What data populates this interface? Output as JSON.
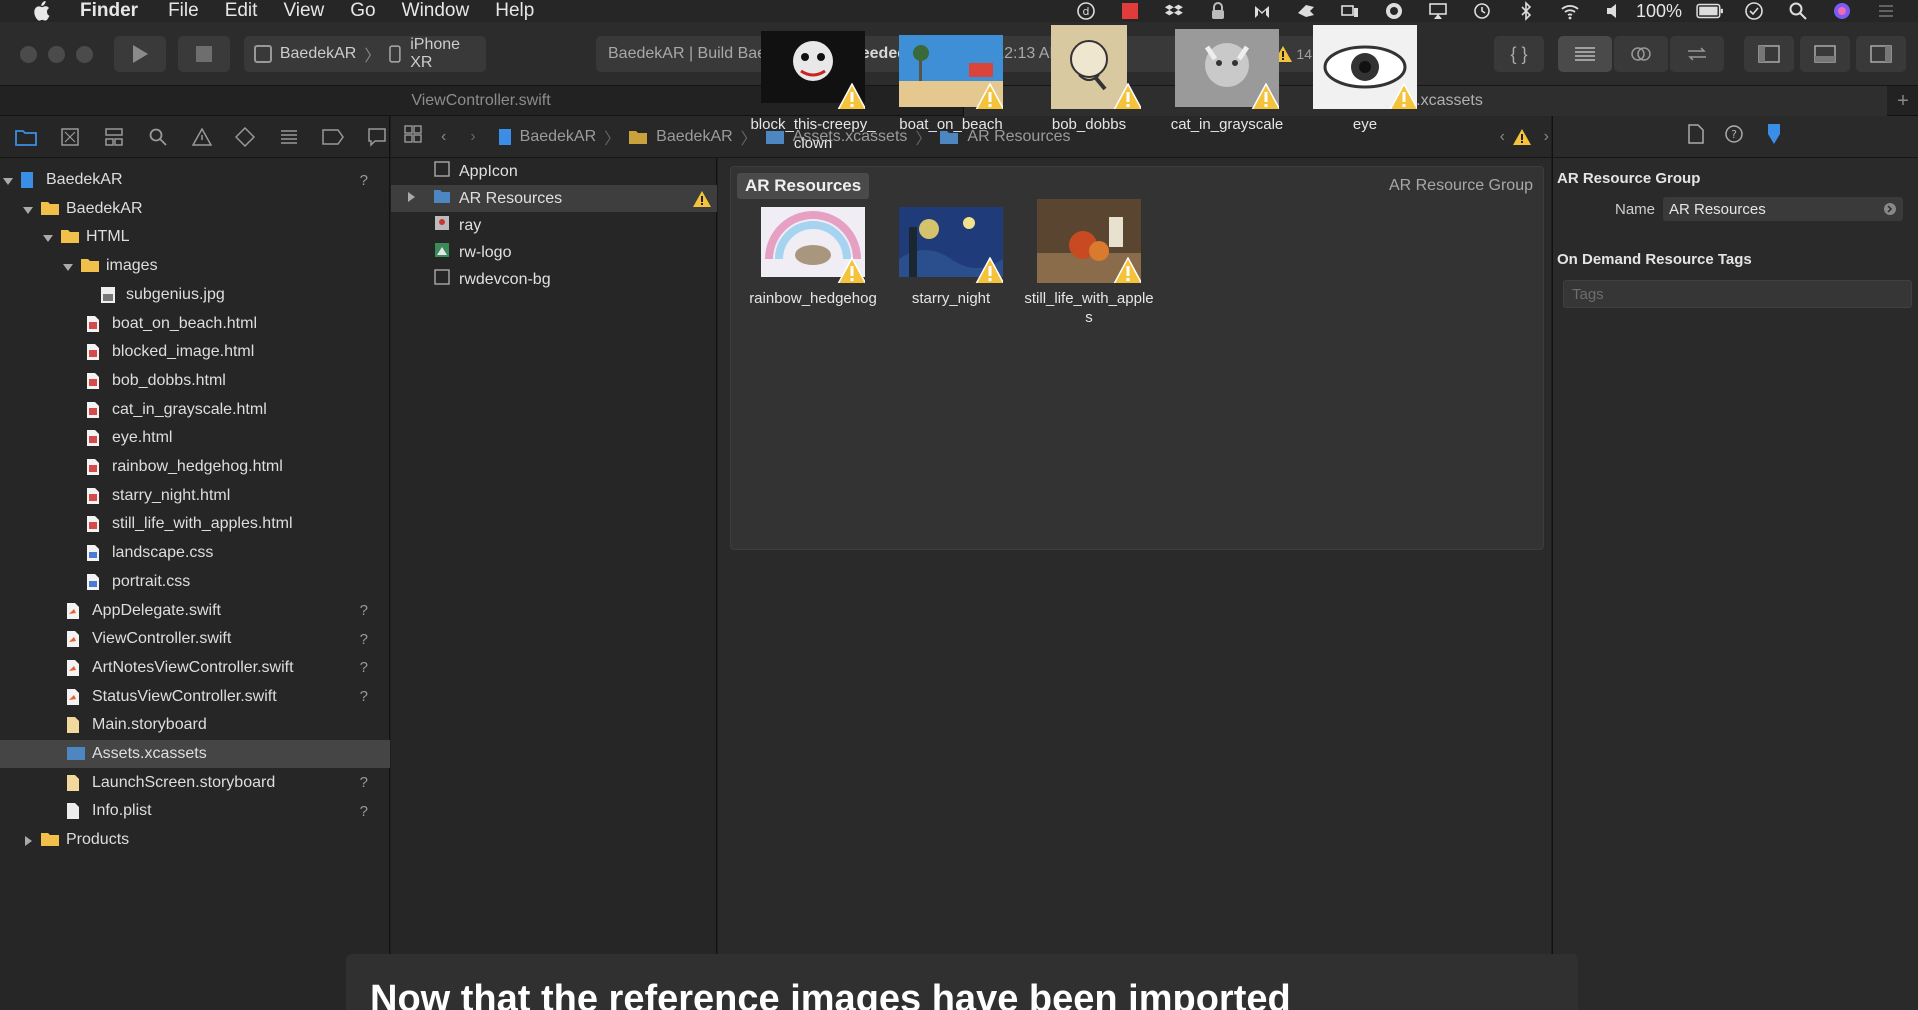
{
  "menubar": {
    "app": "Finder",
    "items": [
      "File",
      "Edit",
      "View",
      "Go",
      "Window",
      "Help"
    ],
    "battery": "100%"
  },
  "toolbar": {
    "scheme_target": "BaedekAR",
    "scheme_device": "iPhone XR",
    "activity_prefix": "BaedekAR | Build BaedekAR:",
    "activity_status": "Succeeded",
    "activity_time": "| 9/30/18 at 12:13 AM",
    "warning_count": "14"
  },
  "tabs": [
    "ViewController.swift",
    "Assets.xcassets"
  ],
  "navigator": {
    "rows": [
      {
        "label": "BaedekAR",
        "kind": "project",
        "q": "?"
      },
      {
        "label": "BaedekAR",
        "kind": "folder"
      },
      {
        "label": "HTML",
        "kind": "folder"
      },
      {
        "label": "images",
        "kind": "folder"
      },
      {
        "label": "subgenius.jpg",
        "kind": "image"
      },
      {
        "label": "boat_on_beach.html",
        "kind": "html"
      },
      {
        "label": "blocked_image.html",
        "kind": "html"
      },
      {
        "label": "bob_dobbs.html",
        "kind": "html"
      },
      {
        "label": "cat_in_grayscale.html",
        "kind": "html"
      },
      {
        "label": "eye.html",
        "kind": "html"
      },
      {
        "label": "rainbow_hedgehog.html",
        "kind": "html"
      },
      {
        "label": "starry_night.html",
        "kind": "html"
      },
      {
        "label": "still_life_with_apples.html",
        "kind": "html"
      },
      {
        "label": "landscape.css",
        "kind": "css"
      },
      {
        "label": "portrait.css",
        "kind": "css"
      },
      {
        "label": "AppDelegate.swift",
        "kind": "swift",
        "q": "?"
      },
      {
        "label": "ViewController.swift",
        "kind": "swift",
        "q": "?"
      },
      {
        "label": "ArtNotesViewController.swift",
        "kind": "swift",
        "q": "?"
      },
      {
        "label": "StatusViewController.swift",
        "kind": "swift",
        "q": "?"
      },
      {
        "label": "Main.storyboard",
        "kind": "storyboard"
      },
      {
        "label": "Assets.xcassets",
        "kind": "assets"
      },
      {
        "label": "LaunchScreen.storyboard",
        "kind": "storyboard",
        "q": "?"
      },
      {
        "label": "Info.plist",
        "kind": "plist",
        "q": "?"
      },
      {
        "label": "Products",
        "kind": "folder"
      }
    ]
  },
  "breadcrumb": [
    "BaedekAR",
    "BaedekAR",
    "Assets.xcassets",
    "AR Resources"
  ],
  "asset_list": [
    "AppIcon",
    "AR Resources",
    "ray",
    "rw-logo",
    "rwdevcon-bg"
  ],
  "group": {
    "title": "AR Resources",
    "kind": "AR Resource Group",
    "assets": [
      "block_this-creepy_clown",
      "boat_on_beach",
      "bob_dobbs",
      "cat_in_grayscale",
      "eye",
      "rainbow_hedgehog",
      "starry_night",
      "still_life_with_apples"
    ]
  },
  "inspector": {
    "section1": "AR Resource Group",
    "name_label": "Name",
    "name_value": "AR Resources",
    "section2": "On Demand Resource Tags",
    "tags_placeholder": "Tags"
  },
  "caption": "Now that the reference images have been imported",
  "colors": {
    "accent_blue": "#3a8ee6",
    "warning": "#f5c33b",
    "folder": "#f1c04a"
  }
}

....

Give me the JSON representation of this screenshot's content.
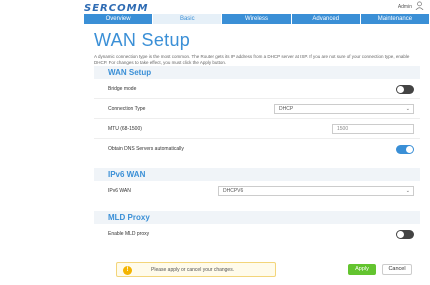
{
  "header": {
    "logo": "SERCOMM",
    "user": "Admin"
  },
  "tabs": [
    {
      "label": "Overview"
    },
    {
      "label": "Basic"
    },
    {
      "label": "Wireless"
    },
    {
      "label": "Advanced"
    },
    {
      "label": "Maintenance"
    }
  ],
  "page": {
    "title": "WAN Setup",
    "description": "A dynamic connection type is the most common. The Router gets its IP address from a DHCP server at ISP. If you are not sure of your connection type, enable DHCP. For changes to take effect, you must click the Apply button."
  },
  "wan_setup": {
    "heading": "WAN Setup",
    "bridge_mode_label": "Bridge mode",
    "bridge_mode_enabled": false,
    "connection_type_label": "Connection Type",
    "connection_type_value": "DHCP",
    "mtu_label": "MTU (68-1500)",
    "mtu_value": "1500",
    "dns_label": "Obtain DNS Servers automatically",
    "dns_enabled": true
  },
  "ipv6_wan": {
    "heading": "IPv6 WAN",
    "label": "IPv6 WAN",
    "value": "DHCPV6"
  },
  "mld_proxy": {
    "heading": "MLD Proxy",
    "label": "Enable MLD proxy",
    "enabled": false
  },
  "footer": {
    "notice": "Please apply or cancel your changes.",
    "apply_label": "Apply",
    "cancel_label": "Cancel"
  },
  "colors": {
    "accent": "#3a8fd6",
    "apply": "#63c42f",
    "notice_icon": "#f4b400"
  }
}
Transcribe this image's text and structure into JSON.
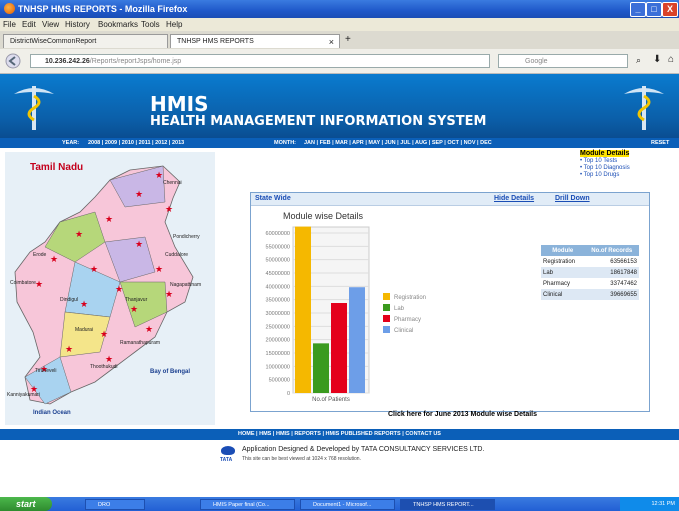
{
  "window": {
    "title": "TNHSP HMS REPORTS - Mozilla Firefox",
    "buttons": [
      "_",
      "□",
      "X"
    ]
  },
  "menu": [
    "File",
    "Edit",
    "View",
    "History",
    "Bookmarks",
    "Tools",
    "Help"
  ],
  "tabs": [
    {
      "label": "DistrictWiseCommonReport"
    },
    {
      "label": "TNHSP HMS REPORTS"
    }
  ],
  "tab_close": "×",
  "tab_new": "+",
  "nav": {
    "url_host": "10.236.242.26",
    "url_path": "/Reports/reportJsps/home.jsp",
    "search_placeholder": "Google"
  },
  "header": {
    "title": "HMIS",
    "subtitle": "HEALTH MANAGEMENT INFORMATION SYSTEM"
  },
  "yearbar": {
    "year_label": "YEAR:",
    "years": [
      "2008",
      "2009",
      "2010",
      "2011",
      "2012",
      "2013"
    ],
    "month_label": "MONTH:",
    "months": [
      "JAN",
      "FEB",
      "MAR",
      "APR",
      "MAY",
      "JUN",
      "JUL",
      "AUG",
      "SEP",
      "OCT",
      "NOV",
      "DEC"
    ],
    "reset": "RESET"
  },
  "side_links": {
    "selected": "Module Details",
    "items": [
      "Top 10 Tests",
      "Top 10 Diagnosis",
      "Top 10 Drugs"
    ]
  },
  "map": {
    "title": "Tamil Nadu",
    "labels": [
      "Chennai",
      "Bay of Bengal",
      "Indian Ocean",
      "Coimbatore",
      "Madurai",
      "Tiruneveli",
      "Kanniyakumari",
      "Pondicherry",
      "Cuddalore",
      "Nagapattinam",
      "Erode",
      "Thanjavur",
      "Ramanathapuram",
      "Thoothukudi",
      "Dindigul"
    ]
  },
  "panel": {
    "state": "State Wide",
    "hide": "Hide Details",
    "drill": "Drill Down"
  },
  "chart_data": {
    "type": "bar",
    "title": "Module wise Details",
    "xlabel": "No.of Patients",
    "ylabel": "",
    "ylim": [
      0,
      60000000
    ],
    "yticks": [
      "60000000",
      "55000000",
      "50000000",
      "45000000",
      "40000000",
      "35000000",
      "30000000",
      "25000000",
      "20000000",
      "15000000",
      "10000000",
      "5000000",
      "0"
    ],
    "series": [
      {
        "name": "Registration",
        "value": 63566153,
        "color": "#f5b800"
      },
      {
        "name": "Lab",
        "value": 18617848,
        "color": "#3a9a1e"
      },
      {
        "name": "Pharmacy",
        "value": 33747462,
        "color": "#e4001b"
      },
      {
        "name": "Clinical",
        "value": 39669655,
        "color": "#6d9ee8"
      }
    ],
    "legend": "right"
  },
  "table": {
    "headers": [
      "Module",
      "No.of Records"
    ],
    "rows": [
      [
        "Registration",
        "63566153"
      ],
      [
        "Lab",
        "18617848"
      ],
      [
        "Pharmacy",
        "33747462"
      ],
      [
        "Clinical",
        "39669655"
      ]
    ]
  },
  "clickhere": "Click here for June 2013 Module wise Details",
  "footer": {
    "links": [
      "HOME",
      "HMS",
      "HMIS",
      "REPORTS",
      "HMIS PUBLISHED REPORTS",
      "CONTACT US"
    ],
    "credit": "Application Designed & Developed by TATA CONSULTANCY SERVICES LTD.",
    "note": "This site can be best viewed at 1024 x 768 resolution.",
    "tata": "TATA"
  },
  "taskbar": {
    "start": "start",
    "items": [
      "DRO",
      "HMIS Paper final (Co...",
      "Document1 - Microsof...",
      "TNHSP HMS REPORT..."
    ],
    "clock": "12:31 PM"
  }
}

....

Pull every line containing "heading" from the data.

:: Answer to the problem ::
    "heading": "WAN Setup",
    "heading": "IPv6 WAN",
    "heading": "MLD Proxy",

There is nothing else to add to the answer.